Research can be tough, whether it’s paper-based or online. From collecting and assembling documents to reading and extracting enough wisdom to formulate judgments and conclusions, the process of absorbing knowledge is a challenge.
LiquidText (iTunes Store link), an iPad-only app, seeks to impose some order in the new chaos of gathering and referencing information, with an innovative interactive interface that, in version 2, allows you to integrate multiple documents on one screen.
Used for reviewing and annotating PDF files, Word and PowerPoint documents, and web pages, the app’s recent update boosts the price from free to $10. You pay that price only if you download the in-app purchase that facilitates multiple document handling. Otherwise, you can continue to use LiquidText for free, viewing one document at a time.
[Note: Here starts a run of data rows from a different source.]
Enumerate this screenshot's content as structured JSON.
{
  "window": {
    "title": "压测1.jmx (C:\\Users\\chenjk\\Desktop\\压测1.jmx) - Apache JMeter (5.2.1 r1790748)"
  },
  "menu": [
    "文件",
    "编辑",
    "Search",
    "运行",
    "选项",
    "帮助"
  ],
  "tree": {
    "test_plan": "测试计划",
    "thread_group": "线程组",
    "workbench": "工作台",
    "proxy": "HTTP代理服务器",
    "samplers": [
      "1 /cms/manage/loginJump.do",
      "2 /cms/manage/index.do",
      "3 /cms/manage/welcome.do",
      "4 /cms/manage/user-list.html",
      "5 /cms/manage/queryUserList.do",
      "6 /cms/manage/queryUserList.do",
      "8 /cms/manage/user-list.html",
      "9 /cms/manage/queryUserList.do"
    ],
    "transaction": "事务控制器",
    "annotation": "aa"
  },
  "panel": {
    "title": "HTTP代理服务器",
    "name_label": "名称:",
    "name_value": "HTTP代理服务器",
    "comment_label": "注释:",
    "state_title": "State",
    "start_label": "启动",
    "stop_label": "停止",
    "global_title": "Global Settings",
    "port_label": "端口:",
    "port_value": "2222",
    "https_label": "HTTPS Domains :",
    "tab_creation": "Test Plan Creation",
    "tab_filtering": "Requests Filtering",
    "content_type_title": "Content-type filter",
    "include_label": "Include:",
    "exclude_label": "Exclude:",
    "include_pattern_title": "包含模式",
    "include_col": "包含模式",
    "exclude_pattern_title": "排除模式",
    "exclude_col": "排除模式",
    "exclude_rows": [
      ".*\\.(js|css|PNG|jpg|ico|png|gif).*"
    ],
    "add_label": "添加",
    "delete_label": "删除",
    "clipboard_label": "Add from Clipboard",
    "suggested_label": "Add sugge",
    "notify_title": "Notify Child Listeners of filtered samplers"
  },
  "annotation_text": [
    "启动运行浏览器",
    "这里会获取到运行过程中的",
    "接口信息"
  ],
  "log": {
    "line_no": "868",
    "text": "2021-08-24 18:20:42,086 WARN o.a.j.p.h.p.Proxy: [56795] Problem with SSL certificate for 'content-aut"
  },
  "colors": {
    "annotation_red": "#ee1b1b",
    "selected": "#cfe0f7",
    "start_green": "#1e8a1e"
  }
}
The gesture-based LiquidText is designed specifically for active reading, an academic pursuit that involves highlighting, annotating, searching, and note-taking. The app is especially useful when paired with an iPad Pro because of its spacious canvas and companion Apple Pencil stylus. With LiquidText, Pencil has special powers, such as the ability to auto highlight text, firm-press to select images, and simultaneous scroll and excerpt function. But no worries if you have a different iPad model: LiquidText works with iPads running iOS 9.
The app also integrates with popular online storage apps like Dropbox, Box, iCloud Drive, or email. You can import web pages into LiquidText directly from mobile Safari or work with the app’s own browser.
LiquidText is not, at first glance, the most intuitive app, so the developer has devised a multi-faceted interactive instructional help system. A question mark icon at the upper right reveals on-screen instructions that clarify how to comment, highlight, work with multiple documents, and more. The app also provides various animated help cues, a chat interface, and a label system that users can summon when needed.
The layout is simple, and you can view your iPad in either landscape or portrait position. In landscape, the app places original documents on the left and an open work space on the right. In portrait, the workspace is below the document. The work space is the place to pull text excerpts or images, and type comments. Gestures let you highlight parts of the document and drag them to the work space or view all highlighted material at once via a HighlightView function.
Choosing an excerpt involves highlighting, selecting, and dragging it into the empty work space. You can comment using the comment command in the floating toolbar and link text pieces together with a nudge. A tiny button on the side of the document allows quick navigation through long or multiple narratives.
As you build a collection of comments, excerpts, text boxes, and images, you can move them around, drag to group them together, and pinch in and out to alter the size of the view. You can even do a multi-document search. The ability to pinch and shrink documents to compare different sections simultaneously on one screen is a powerful feature, as is the ability to assemble and connect notes, and passages from the text. You can even have one comment refer to two sources at once. Double tap an in-line image to select it and then drag it to the workspace as you would text.
With LiquidText, excerpted text stays connected to the source document. This is helpful in double-checking facts and analysis, comparing narratives, and avoiding accidental plagiarism.
Whether you keep each document separate or merge them into a single file, you will be able to view only three documents at the same time. If you want to see a different document in your file, you can toggle an open one off and a new one on.
While it would be great to use LiquidText on an iPad Pro, the vast majority of iPad owners have a smaller model. While keeping the canvas’ right side completely open would be optimal, that also renders text smaller and harder to read. The solution is to use the button at the bottom of the interface to expand and contract the document views. You can also use pinch gestures to make visual adjustments to the text as you read, annotate, and color code excerpts, comments, and highlights to visually distinguish between topics. Nonetheless, there is a finite amount of work space, and it can fill up quickly.
When you’re done, you can save, share, email, or send your research to your favorite cloud service in a choice of three formats that can include your selections, comments, and notes.
LiquidText is a deep and complete productivity tool for students, academics, and businesses. Once you get familiar with all of its features, it proves hugely flexible in helping to collect, retain, and even create new information. The interface is friendly enough at first glance, but I urge you to check out the tutorials to get the app’s full value.
The upgrade costs $10, which, for a mobile app, might seem a bit steep. However for those who stand to benefit from LiquidText’s advanced functionality, the price will prove reasonable. Check out the free version first; depending on your projects, it may be all you need.